A well-administered collection provides a range of services for art—such as storage, care and conservation—which ultimately benefit the artists and the community. As a younger Melbourne artist commented:
Artists care about what happens to their work. To have someone looking after the work is fantastic. Context and interpretation are a blessing for an artist's work. It's great when work goes to go a home in the public arena.20
While there is an obvious financial benefit to the individual artist through acquisition of their work, the cultural capital of being represented in an excellent collection far outlasts the cash. An artist's reputation rests not only on the quality of the works selected but also on the access and engagement with art that a collection encourages. As Jan Nelson (who is represented in the collection) commented:
Buying our art has been the most effective form of engagement and support, particularly given the collection's profile ... Mid-career artists don't have the funds to produce the publications that the broader community require. As a teacher I find there is simply not enough documentation about contemporary Australian art.21

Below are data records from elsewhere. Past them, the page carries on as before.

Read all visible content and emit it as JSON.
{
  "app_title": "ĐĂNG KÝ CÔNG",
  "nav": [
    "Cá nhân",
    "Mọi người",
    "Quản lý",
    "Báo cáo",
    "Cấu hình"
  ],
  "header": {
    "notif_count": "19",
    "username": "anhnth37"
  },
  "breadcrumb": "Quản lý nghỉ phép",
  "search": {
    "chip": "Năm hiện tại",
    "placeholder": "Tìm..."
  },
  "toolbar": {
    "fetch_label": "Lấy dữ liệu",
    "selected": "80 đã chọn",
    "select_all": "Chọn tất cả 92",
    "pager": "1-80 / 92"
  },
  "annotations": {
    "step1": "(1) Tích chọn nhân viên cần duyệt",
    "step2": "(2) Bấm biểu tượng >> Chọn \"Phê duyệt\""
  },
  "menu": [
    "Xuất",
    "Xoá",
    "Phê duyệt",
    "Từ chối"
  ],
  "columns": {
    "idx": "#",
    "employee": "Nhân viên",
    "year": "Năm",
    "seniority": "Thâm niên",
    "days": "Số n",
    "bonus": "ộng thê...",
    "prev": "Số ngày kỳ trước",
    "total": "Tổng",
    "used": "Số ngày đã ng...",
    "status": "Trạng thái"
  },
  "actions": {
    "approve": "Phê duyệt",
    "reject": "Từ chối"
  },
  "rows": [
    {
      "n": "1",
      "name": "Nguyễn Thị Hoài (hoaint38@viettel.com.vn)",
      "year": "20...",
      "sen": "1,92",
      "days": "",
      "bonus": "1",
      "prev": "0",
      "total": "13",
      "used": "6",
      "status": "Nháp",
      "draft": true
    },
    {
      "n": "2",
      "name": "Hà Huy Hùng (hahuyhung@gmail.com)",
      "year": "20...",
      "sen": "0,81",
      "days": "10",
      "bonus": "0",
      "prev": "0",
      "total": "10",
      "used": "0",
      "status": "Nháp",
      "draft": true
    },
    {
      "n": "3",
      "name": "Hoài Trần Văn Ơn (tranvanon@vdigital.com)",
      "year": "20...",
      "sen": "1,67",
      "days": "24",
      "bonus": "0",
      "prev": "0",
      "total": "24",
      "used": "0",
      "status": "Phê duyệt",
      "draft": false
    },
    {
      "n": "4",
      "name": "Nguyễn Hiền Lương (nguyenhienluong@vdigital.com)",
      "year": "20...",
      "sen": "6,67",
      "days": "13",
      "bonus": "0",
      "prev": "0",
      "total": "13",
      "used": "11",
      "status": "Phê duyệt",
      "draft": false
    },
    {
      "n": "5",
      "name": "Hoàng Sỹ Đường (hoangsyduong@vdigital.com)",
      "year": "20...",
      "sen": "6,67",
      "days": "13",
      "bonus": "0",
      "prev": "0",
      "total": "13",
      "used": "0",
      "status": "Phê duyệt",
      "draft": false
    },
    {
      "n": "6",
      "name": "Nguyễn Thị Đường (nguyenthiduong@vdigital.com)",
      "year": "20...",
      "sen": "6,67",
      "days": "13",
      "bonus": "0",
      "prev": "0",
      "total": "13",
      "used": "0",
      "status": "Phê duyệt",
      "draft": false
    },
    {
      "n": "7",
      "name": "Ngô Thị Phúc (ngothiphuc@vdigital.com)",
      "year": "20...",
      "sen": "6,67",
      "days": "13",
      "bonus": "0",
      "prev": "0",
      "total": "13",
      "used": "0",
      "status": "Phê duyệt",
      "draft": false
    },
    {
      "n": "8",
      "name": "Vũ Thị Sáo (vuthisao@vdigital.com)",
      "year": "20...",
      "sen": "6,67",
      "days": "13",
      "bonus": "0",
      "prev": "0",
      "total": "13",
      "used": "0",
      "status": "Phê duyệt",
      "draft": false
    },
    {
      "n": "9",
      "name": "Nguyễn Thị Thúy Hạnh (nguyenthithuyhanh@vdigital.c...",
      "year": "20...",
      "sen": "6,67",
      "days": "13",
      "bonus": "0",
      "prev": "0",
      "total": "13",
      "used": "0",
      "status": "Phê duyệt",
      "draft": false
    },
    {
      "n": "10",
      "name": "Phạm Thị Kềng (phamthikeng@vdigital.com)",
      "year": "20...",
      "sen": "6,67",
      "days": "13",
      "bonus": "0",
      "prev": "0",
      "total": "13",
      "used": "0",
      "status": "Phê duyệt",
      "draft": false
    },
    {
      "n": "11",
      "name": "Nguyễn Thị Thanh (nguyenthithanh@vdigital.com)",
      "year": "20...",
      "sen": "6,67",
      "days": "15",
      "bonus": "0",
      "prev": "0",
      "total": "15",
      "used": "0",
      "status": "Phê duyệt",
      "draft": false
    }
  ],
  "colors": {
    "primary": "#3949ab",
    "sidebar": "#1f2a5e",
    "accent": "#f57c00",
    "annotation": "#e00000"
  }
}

Successful collections keep the individual work and the artist's reputation in circulation, building through exhibition and publishing, presenting novel juxtapositions, interpretations and research.
The Vizard Foundation Art Collection of the 1990s now enters a new century, to be exhibited at the Ian Potter Museum of Art, the University of Melbourne. After nine years of discussion and the purchase of 124 works by 53 artists, the collection was completed. Given the broader philanthropic context of the Vizard Foundation, it is clear that this collecting of contemporary art was more than just an exercise in acquisition; it was a purposeful program to make structural improvements in the world of contemporary art and artists. The impact of practical support on artists could easily be seen, but more abstract concerns were always present. Comments Chris McAuliffe, 'I think for Vizard the stakeholders really were nation and posterity.'22

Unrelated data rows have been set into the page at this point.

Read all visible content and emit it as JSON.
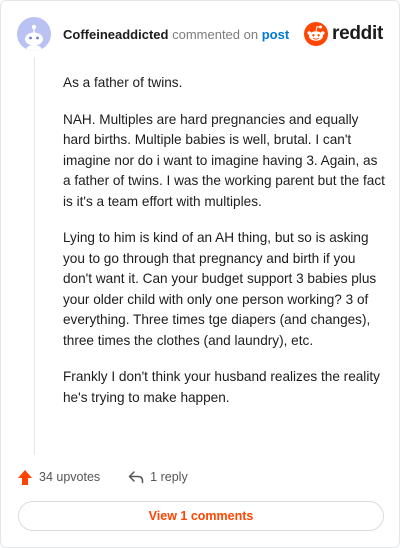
{
  "comment": {
    "username": "Coffeineaddicted",
    "action_text": "commented on",
    "target_link": "post",
    "paragraphs": [
      "As a father of twins.",
      "NAH. Multiples are hard pregnancies and equally hard births. Multiple babies is well, brutal. I can't imagine nor do i want to imagine having 3. Again, as a father of twins. I was the working parent but the fact is it's a team effort with multiples.",
      "Lying to him is kind of an AH thing, but so is asking you to go through that pregnancy and birth if you don't want it. Can your budget support 3 babies plus your older child with only one person working? 3 of everything. Three times tge diapers (and changes), three times the clothes (and laundry), etc.",
      "Frankly I don't think your husband realizes the reality he's trying to make happen."
    ]
  },
  "brand": {
    "wordmark": "reddit",
    "color": "#ff4500"
  },
  "actions": {
    "upvotes": "34 upvotes",
    "replies": "1 reply",
    "view_comments": "View 1 comments"
  },
  "icons": {
    "avatar": "reddit-default-avatar-icon",
    "logo": "reddit-snoo-logo-icon",
    "upvote": "upvote-arrow-icon",
    "reply": "reply-arrow-icon"
  },
  "colors": {
    "accent": "#ff4500",
    "link": "#0079d3",
    "avatar_bg": "#b9c2f2"
  }
}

Curator and writer, Naomi Cass is Director of Centre for Contemporary Photography, Melbourne (CCP). In 2005 she oversaw relocation of CCP to purpose designed premises. Her most recent exhibitions include the major photographic survey of Simryn Gill for the 2009 Melbourne Festival. In 2011 she curated In camera and in public, drawing on historical and contemporary photography, video and installation to explore the issue of transgression and intrigue in photography; and presented the first mid career survey of U.S. based photographer, Wendy Ewald, also for the Festival. In 2013 she co-curated the survey True Self: David Rosetzky Selected Works with Kyla McFarlane. In 2014 Naomi and Kyla curated The Sievers Project. Crossing paths with Vivian Maier celebrated the timely relevance of this reluctant artist, juxtaposing her work with contemporary Australian photography, performance and video. In 2016 she curated The documentary take, which explored the seeping of documentary practice into contemporary art. Naomi is responsible for developing offsite, touring and public billboard projects, youth at risk education programs and presented two iterations of the National Indigenous Photo-Media Forum for the CCP.
In her work with the Grainger Museum, The University of Melbourne she produced two programs of contemporary art and music for the Melbourne International Festival, The Many Faces of Percy Grainger 1997 and Electric-Eye 1998.
Naomi is an Asialink Fellow.